For example, an appeals court overturned the discipline of a professor for classroom lectures deemed sexually insensitive, because he wasn’t on notice that his remarks — which weren’t aimed at any particular student — would be deemed to fall within the “nebulous outer reaches” of his college’s sexual harassment policy. (Cohen v. San Bernardino Valley College (1996)). Continue reading
Members of the Service Employees International Union at a recent Loudoun County board meeting. Photo credit: Loudoun Now
by James A. Bacon
Virginia’s slow-but-steady metamorphosis into New Jersey continues apace. The Loudoun County board of Supervisors has voted to let unions into county buildings to recruit public employees. Reports Loudoun Now:
Currently, under state law, state and local governments are not allowed to recognize any union or collective bargaining. … But with a new state law signed in April and going into effect in May 2021, localities may elect to recognize collective bargaining representatives, allowing unions to negotiate on behalf of employees.
Virginia Superintendent of Public Instruction James Lane: white male. One of many in senior leadership.
by James A. Bacon
Under the Northam administration, the Virginia Department of Education (VDOE) has taken the lead in pushing for racial “equity” in public schools: hiring more minority teachers, funneling money to under-performing schools, and rewriting admissions policies for elite governor’s schools to admit more minorities. But it turns out that the senior ranks of the VDOE itself are almost exclusively white.
As the Joint Legislative Audit and Review Commission (JLARC) reports in its review of VDOE administrative effectiveness (my highlight):
As of July 2020, all 13 staff in senior leadership positions—primarily the assistant superintendent level or higher—were white (seven of them are male). Eight of nine hires for these positions since VDOE’s reorganization in 2018 have been white applicants (one minority applicant was hired but has since left the agency). A member of the superintendent’s cabinet is a person of color, though that person is an office director.
VDOE staff expressed concern to JLARC that the lack of diversity in senior leadership might “hurt perceptions” of the agency and not allow VDOE leadership to “fully understand the challenges facing school divisions with higher proportions of student populations.”
But VDOE has an excuse: Darn it, it’s hard recruiting minority candidates for senior positions. But we’re trying. Continue reading
by James A. Bacon
The Virginia Retirement System earned 1.4% on its $82 billion investment portfolio in fiscal year 2020, far below the long-term average of 6.75% the VRS Board of Trustees assumes that it will earn over the next 30 years, reports the Richmond Times-Dispatch.

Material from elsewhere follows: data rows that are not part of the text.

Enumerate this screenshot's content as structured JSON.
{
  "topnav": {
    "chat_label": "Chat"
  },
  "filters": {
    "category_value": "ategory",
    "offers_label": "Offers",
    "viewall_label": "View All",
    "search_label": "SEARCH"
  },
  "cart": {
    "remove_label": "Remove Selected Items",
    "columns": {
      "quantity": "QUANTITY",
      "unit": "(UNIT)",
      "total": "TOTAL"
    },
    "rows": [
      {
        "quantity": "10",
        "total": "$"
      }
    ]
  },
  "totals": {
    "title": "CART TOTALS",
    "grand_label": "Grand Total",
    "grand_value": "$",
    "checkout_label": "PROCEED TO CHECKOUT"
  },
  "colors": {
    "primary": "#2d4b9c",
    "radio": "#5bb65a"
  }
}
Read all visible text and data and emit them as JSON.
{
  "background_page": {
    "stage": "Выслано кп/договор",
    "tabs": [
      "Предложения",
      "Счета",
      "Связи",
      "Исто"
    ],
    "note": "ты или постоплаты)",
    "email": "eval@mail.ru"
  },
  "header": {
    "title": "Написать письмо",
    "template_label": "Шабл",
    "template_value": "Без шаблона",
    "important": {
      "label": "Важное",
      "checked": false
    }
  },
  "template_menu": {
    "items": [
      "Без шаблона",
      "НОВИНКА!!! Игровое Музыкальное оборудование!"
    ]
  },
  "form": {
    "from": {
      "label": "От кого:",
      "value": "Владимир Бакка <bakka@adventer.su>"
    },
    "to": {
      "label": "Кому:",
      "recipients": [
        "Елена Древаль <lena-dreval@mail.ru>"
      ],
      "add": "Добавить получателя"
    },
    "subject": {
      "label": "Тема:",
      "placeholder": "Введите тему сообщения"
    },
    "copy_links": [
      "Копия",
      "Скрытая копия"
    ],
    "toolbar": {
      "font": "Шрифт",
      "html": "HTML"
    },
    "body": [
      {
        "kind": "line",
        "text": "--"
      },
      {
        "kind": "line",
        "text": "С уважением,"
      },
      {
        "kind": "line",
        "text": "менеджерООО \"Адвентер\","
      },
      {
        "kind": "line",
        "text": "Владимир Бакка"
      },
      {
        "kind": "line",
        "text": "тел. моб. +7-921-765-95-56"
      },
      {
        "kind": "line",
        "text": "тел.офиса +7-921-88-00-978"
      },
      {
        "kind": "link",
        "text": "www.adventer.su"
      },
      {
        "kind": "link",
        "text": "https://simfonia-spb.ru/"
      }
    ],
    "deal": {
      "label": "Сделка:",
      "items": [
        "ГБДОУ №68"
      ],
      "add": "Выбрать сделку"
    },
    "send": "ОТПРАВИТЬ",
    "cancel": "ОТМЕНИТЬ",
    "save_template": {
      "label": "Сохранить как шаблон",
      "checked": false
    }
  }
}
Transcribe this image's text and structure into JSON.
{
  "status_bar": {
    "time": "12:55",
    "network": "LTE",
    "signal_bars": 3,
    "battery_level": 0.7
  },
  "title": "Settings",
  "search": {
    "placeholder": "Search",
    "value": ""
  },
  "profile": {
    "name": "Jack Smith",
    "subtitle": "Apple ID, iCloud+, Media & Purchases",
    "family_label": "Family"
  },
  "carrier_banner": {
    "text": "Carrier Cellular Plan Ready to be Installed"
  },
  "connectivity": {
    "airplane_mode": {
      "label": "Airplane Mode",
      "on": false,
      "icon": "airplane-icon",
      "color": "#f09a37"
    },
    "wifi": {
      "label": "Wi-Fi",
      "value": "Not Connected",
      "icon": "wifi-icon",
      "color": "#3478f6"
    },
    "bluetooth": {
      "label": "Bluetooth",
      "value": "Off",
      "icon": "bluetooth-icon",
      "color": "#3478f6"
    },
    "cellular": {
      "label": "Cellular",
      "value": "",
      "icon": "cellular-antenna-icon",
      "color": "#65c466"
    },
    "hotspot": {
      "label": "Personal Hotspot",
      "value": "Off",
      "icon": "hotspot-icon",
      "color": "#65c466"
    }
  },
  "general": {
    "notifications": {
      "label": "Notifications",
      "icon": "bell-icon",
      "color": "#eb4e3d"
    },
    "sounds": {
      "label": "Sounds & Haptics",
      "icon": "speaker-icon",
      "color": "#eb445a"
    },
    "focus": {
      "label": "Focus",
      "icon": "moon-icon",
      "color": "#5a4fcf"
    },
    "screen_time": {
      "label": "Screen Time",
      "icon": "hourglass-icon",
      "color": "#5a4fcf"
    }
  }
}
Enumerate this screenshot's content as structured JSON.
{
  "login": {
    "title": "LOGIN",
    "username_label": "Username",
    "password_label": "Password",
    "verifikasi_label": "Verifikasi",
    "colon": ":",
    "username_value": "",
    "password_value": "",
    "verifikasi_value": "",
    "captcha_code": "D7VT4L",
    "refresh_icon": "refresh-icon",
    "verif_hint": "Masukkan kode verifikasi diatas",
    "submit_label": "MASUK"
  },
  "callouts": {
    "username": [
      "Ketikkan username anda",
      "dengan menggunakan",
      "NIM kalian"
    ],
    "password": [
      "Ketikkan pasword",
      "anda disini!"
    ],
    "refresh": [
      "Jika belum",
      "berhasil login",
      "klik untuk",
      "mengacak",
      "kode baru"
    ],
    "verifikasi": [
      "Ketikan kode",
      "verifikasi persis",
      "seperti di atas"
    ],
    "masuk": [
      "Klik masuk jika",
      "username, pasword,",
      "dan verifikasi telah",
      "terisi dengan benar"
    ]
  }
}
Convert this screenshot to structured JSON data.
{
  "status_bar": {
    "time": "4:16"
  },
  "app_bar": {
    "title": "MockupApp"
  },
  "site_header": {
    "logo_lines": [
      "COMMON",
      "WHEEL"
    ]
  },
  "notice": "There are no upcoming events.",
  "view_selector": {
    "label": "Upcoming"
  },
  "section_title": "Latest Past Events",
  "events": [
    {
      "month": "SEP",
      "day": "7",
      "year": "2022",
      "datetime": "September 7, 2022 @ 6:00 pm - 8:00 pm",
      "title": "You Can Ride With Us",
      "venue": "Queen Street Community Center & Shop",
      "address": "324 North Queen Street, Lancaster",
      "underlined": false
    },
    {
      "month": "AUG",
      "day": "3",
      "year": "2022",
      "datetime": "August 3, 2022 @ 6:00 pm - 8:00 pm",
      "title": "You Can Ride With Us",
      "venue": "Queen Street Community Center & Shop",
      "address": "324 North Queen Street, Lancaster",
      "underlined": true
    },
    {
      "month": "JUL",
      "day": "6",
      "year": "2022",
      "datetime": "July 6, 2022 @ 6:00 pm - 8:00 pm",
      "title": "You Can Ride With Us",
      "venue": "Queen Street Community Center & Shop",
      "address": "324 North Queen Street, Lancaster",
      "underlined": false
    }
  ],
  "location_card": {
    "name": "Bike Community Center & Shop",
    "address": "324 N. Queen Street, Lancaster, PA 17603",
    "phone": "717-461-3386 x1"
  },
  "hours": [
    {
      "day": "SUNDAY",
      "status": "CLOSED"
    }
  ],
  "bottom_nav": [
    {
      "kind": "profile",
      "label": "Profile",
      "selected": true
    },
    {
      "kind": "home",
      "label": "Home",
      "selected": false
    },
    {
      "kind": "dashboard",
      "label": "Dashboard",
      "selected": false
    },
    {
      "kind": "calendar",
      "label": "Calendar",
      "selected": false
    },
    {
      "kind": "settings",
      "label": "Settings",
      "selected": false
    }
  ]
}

VRS investments have returned 5.2% over the past three years, and 4.8% over the past five years, but the 10-year record looks better at 8.1%.
One year’s poor results are not a cause for concern. Markets go up and down, and so do investment returns. The long-term picture is worrisome, however. The ten-year VRS record reflects investment results during one of the great bull markets in both stocks and bonds in U.S. history. Many analysts expect returns in future years to be lower as the Federal Reserve Bank pursues a near-zero interest rate policy to goose the U.S. economy through the COVID-19 crisis and aftermath. There is no chance that investment performance over the next 10 years will replicate that of the past 10 years. To the contrary, if inflation picks up, as the Fed is aiming for, that could depress stock market multiples and stock prices. Continue reading